Now, I consider myself both gifted and cursed, with a mind that can think, as we say, “out of the box”. Sometimes it is so quickly ambushed, or overwhelmed with dissonant concepts that it cannot really function. So please excuse me, that my first thought was simply, “What is the nutrient composition of kangaroos”? Such is the strength of my faith in older sales ladies in drug stores.

I quickly regained my composure (although I doubt that it appeared so on the outside), and said no, not that. At that moment, I found the men’s vitamins to the left of the women’s, and thanked the woman. She pointed me to the cash register. I paid the outrageous 95 yuan price, but was drawn back irresistably to the kangaroo medicine shelf. I confirmed the label. I hadn’t been dreaming.

Leaving the scene of this encounter, a series of questions formed in my mind. Foremost being, what does essence of kangaroo do to a person? Linking this to my request for a male gendered product, I supposed that the lady thought I needed an aphrodisiac or such “male performance enhancer”. I do have some gray hair. If it would add some bounce to my step, it couldn’t be bad.

Secondly, how is essence of kangaroo obtained? From which part, or from all parts? Are kangaroos likely to become an endangered species as a result of this prescription? It occurred to me that I might not even want to know the answer.

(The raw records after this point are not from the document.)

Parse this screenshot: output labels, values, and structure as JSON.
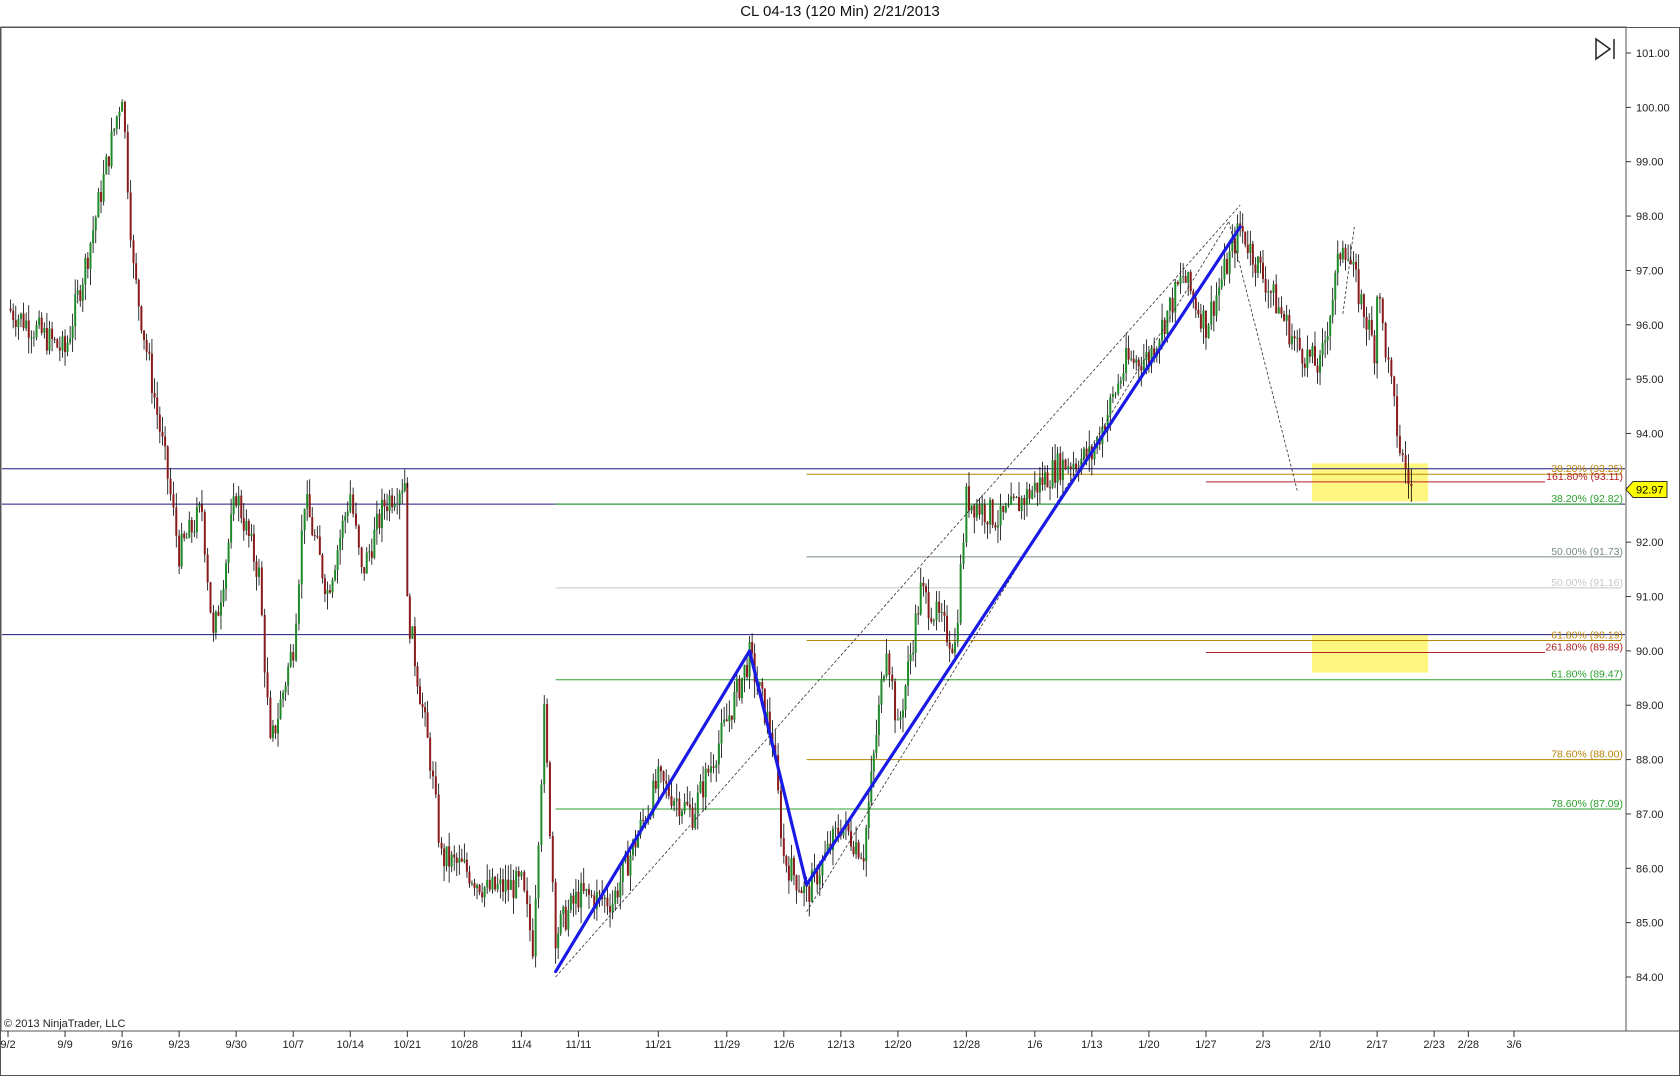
{
  "title": "CL 04-13 (120 Min)  2/21/2013",
  "copyright": "© 2013 NinjaTrader, LLC",
  "last_price_label": "92.97",
  "colors": {
    "candle_up": "#1f8a2a",
    "candle_down": "#8b1a1a",
    "wick": "#000000",
    "fib_orange": "#b8860b",
    "fib_green": "#2ca02c",
    "fib_gray": "#7a8a8a",
    "fib_lightgray": "#c8c8c8",
    "fib_red": "#b22222",
    "support_line": "#1a1a80",
    "pattern_line": "#1a1ae6",
    "highlight": "#fff36b",
    "last_price_bg": "#ffff00"
  },
  "chart_data": {
    "type": "candlestick",
    "title": "CL 04-13 (120 Min)  2/21/2013",
    "xlabel": "",
    "ylabel": "",
    "ylim": [
      83.2,
      101.5
    ],
    "y_ticks": [
      84.0,
      85.0,
      86.0,
      87.0,
      88.0,
      89.0,
      90.0,
      91.0,
      92.0,
      93.0,
      94.0,
      95.0,
      96.0,
      97.0,
      98.0,
      99.0,
      100.0,
      101.0
    ],
    "x_ticks": [
      "9/2",
      "9/9",
      "9/16",
      "9/23",
      "9/30",
      "10/7",
      "10/14",
      "10/21",
      "10/28",
      "11/4",
      "11/11",
      "11/21",
      "11/29",
      "12/6",
      "12/13",
      "12/20",
      "12/28",
      "1/6",
      "1/13",
      "1/20",
      "1/27",
      "2/3",
      "2/10",
      "2/17",
      "2/23",
      "2/28",
      "3/6"
    ],
    "last_price": 92.97,
    "price_path": [
      [
        "9/2",
        96.3
      ],
      [
        "9/9",
        95.5
      ],
      [
        "9/12",
        97.3
      ],
      [
        "9/16",
        100.3
      ],
      [
        "9/18",
        97.0
      ],
      [
        "9/21",
        93.2
      ],
      [
        "9/23",
        91.8
      ],
      [
        "9/26",
        92.6
      ],
      [
        "9/27",
        90.2
      ],
      [
        "9/30",
        92.9
      ],
      [
        "10/3",
        91.4
      ],
      [
        "10/4",
        88.2
      ],
      [
        "10/7",
        90.1
      ],
      [
        "10/9",
        92.8
      ],
      [
        "10/11",
        91.1
      ],
      [
        "10/14",
        92.9
      ],
      [
        "10/16",
        91.4
      ],
      [
        "10/18",
        92.7
      ],
      [
        "10/21",
        93.2
      ],
      [
        "10/22",
        90.8
      ],
      [
        "10/24",
        88.0
      ],
      [
        "10/25",
        86.2
      ],
      [
        "10/28",
        86.0
      ],
      [
        "10/31",
        85.6
      ],
      [
        "11/4",
        85.7
      ],
      [
        "11/6",
        84.6
      ],
      [
        "11/7",
        88.8
      ],
      [
        "11/8",
        84.8
      ],
      [
        "11/11",
        85.5
      ],
      [
        "11/15",
        85.4
      ],
      [
        "11/21",
        87.6
      ],
      [
        "11/26",
        87.0
      ],
      [
        "11/29",
        88.7
      ],
      [
        "12/2",
        89.9
      ],
      [
        "12/5",
        88.4
      ],
      [
        "12/6",
        86.2
      ],
      [
        "12/10",
        85.5
      ],
      [
        "12/13",
        86.8
      ],
      [
        "12/16",
        86.3
      ],
      [
        "12/19",
        90.2
      ],
      [
        "12/20",
        88.5
      ],
      [
        "12/24",
        91.1
      ],
      [
        "12/27",
        90.1
      ],
      [
        "12/28",
        92.8
      ],
      [
        "1/2",
        92.4
      ],
      [
        "1/6",
        93.0
      ],
      [
        "1/9",
        93.4
      ],
      [
        "1/13",
        93.6
      ],
      [
        "1/17",
        95.3
      ],
      [
        "1/20",
        95.4
      ],
      [
        "1/24",
        96.9
      ],
      [
        "1/27",
        96.0
      ],
      [
        "1/31",
        97.8
      ],
      [
        "2/3",
        96.9
      ],
      [
        "2/7",
        95.6
      ],
      [
        "2/10",
        95.2
      ],
      [
        "2/13",
        97.6
      ],
      [
        "2/17",
        95.4
      ],
      [
        "2/18",
        96.7
      ],
      [
        "2/19",
        95.2
      ],
      [
        "2/20",
        93.7
      ],
      [
        "2/21",
        92.97
      ]
    ],
    "horizontal_levels": [
      {
        "price": 93.35,
        "kind": "support"
      },
      {
        "price": 92.7,
        "kind": "support"
      },
      {
        "price": 90.3,
        "kind": "support"
      }
    ],
    "fib_levels": [
      {
        "label": "38.20% (93.25)",
        "price": 93.25,
        "color": "fib_orange",
        "x_start": "12/10"
      },
      {
        "label": "161.80% (93.11)",
        "price": 93.11,
        "color": "fib_red",
        "x_start": "1/27"
      },
      {
        "label": "38.20% (92.82)",
        "price": 92.7,
        "color": "fib_green",
        "x_start": "11/8"
      },
      {
        "label": "50.00% (91.73)",
        "price": 91.73,
        "color": "fib_gray",
        "x_start": "12/10"
      },
      {
        "label": "50.00% (91.16)",
        "price": 91.16,
        "color": "fib_lightgray",
        "x_start": "11/8"
      },
      {
        "label": "61.80% (90.19)",
        "price": 90.19,
        "color": "fib_orange",
        "x_start": "12/10"
      },
      {
        "label": "261.80% (89.89)",
        "price": 89.97,
        "color": "fib_red",
        "x_start": "1/27"
      },
      {
        "label": "61.80% (89.47)",
        "price": 89.47,
        "color": "fib_green",
        "x_start": "11/8"
      },
      {
        "label": "78.60% (88.00)",
        "price": 88.0,
        "color": "fib_orange",
        "x_start": "12/10"
      },
      {
        "label": "78.60% (87.09)",
        "price": 87.09,
        "color": "fib_green",
        "x_start": "11/8"
      }
    ],
    "highlight_zones": [
      {
        "x_start": "2/10",
        "x_end": "2/23",
        "y_low": 92.75,
        "y_high": 93.45
      },
      {
        "x_start": "2/10",
        "x_end": "2/23",
        "y_low": 89.6,
        "y_high": 90.3
      }
    ],
    "pattern_lines": [
      {
        "from": [
          "11/8",
          84.1
        ],
        "to": [
          "12/2",
          90.0
        ]
      },
      {
        "from": [
          "12/2",
          90.0
        ],
        "to": [
          "12/10",
          85.7
        ]
      },
      {
        "from": [
          "12/10",
          85.7
        ],
        "to": [
          "1/31",
          97.8
        ]
      }
    ],
    "dashed_lines": [
      {
        "from": [
          "11/8",
          84.0
        ],
        "to": [
          "1/31",
          98.2
        ]
      },
      {
        "from": [
          "12/10",
          85.2
        ],
        "to": [
          "1/30",
          97.9
        ]
      },
      {
        "from": [
          "1/30",
          97.9
        ],
        "to": [
          "2/7",
          92.95
        ]
      },
      {
        "from": [
          "2/13",
          96.2
        ],
        "to": [
          "2/14",
          97.8
        ]
      }
    ]
  }
}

Third, and this is more philosophical. Are they entitled to use “essence” in this manner? The animal has such grace, at least as it is famously painted by the Australian aborigines. I have one such decoration, and noticed immediately the life force in it that was so well depicted. Wouldn’t it be false advertising to claim that a kangaroo’s “essence” is actually some fluid in its nostril, or somewhere? More believable with an ignoble animal such as a pig, whose essence must necessarily be laboriously located and refined to be believable.

The question must now be asked, how many kangaroos were consumed in the production of this medicine? It was a disturbingly large bottle.

Lastly, what other delightful essences are in stock there? I am going back soon to feast on my new found gallery of epic pharmaceutical wonders.

Harbin from above

Passenger train approaching West Railroad Station. Notice the coal piles

Passenger train approaching West Railroad Station. Notice the coal piles

From the 10th floor of Harbin University of Science and Technology

From the 10th floor of Harbin University of Science and Technology

Rail yard near Central Railway Station, downtown

Rail yard near Central Railway Station, downtown

Street vendors and restaurants at LeSong Plaza in Dong Li area of town

Street vendors and restaurants at LeSong Plaza in Dong Li area of town

Looking along Jiao Hua Jie towards the river near XidaZhi Jie

Looking along Jiao Hua Jie towards the river near XidaZhi Jie

China

I am in Harbin, Heilongjiang province of China. I recently started working here, teaching English in a private school. I’ve been ridiculously busy taking training and getting used to the job. So I haven’t really had a chance to photograph. In fact, the good camera hasn’t even been out of the bag yet. I didn’t have room to bring my guitar, so I haven’t had any fun playing either. Just work and eat, sleep and do laundry.

Of course, I’ve been around the town a bit since I got here, and there is a lot to take in. It’s lucky that I’ve arrived in summer time, so I can explore more freely on foot. I’m sort of on the edge of downtown, so I haven’t spent much time in the core. I hope to be able to get some pictures up here soon.